How to complete this task - Among the entries below, how many lines include "Studio"? Answer with the number only.

Stored items from a collection -
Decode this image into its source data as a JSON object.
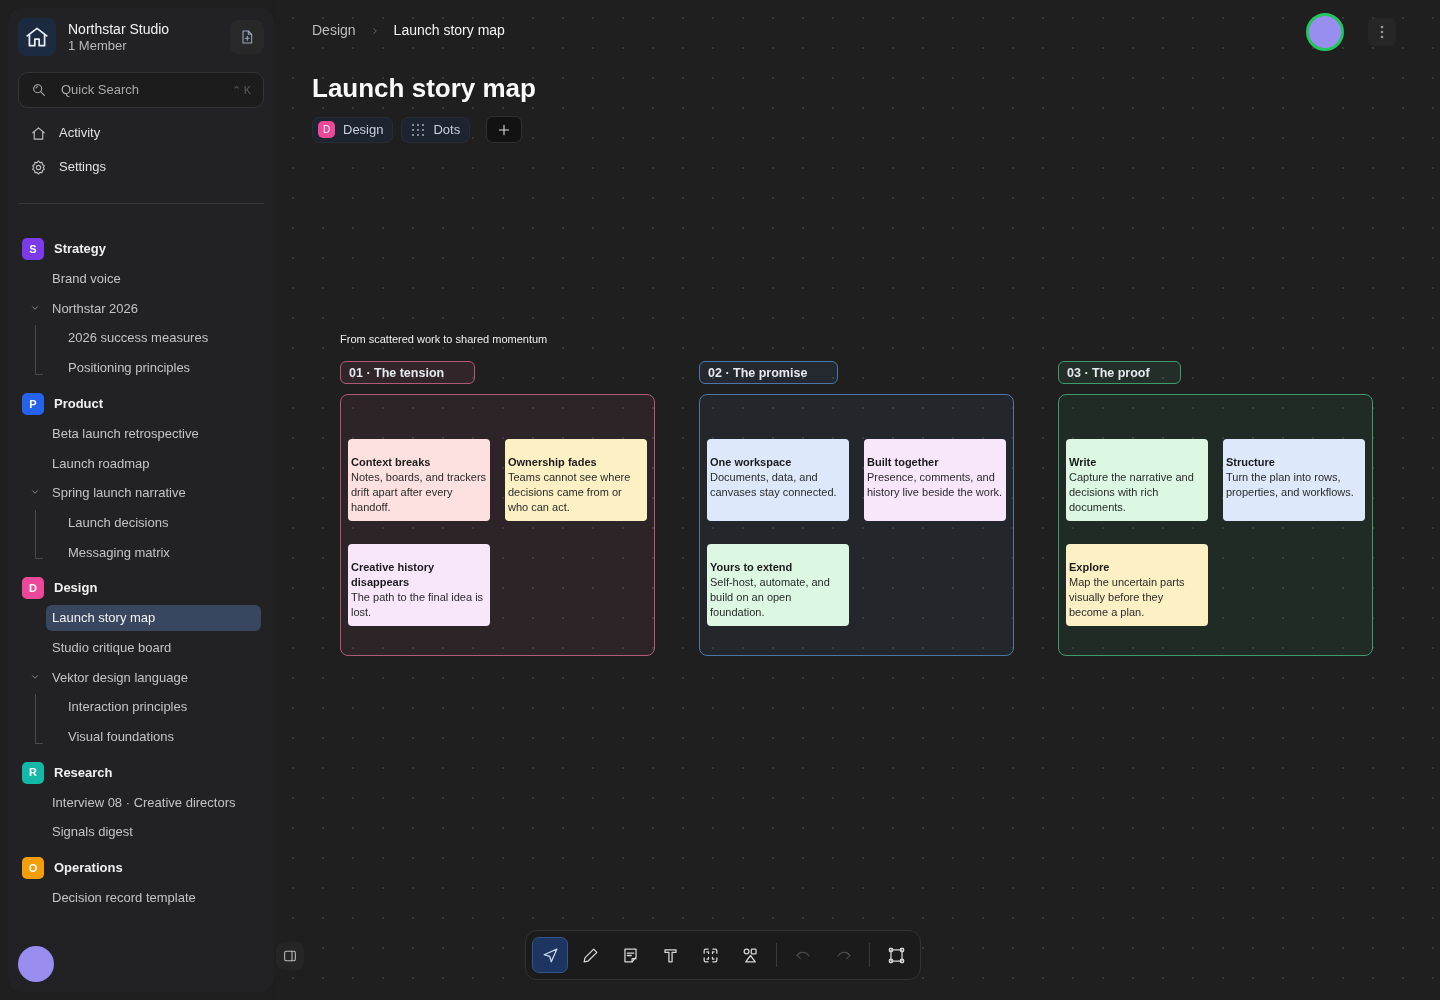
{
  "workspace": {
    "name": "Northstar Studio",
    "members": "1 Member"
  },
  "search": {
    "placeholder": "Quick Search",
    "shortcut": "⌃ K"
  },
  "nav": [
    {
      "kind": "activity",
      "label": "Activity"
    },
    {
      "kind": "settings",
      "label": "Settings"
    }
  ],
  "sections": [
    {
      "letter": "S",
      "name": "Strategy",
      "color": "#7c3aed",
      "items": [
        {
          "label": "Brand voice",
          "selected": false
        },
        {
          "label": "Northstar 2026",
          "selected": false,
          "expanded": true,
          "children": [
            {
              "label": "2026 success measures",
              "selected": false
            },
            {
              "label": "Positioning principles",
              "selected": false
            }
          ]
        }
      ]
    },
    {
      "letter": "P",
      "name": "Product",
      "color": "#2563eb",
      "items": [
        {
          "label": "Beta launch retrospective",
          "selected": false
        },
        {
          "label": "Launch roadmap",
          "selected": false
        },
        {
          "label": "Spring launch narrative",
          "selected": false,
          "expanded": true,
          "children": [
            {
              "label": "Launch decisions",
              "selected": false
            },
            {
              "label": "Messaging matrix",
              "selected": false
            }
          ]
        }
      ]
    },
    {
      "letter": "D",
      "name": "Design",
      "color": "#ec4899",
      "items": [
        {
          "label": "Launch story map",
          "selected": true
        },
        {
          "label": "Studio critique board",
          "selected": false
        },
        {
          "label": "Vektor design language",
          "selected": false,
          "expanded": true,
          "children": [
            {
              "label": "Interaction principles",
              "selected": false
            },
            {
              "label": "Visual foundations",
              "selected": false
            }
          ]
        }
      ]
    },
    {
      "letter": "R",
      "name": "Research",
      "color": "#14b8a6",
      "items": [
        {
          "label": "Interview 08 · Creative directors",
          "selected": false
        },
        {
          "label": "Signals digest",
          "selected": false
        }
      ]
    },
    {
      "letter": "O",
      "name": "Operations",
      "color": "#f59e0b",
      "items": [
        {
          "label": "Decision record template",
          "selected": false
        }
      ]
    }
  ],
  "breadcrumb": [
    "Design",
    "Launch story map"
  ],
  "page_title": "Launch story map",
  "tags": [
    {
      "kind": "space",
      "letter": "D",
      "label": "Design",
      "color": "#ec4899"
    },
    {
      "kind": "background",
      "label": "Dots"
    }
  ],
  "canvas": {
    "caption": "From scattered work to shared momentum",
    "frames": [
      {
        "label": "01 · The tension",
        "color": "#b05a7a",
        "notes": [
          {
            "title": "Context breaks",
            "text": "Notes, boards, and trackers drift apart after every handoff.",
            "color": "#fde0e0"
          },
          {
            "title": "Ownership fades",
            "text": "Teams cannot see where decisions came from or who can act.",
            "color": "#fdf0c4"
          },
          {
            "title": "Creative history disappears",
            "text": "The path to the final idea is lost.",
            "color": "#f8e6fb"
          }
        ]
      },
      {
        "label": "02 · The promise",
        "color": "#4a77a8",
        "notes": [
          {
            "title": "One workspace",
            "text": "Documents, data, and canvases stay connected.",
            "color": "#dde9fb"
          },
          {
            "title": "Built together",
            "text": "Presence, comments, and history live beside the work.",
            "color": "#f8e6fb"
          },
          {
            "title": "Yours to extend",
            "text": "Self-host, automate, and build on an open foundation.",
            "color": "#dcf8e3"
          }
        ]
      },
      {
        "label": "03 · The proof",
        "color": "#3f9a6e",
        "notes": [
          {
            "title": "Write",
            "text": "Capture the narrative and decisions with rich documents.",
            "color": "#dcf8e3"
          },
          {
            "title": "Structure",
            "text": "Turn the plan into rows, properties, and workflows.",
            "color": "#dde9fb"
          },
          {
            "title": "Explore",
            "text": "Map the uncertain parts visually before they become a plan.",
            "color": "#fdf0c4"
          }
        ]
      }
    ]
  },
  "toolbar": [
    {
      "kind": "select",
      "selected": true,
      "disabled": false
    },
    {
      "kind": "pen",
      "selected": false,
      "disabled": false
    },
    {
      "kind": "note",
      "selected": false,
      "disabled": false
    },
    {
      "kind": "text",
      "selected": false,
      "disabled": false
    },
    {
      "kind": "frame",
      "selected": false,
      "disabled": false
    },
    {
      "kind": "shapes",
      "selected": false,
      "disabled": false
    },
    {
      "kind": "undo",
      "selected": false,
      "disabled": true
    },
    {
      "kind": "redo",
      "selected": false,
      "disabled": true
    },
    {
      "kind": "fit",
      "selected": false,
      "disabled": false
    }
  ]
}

Expected answer - 2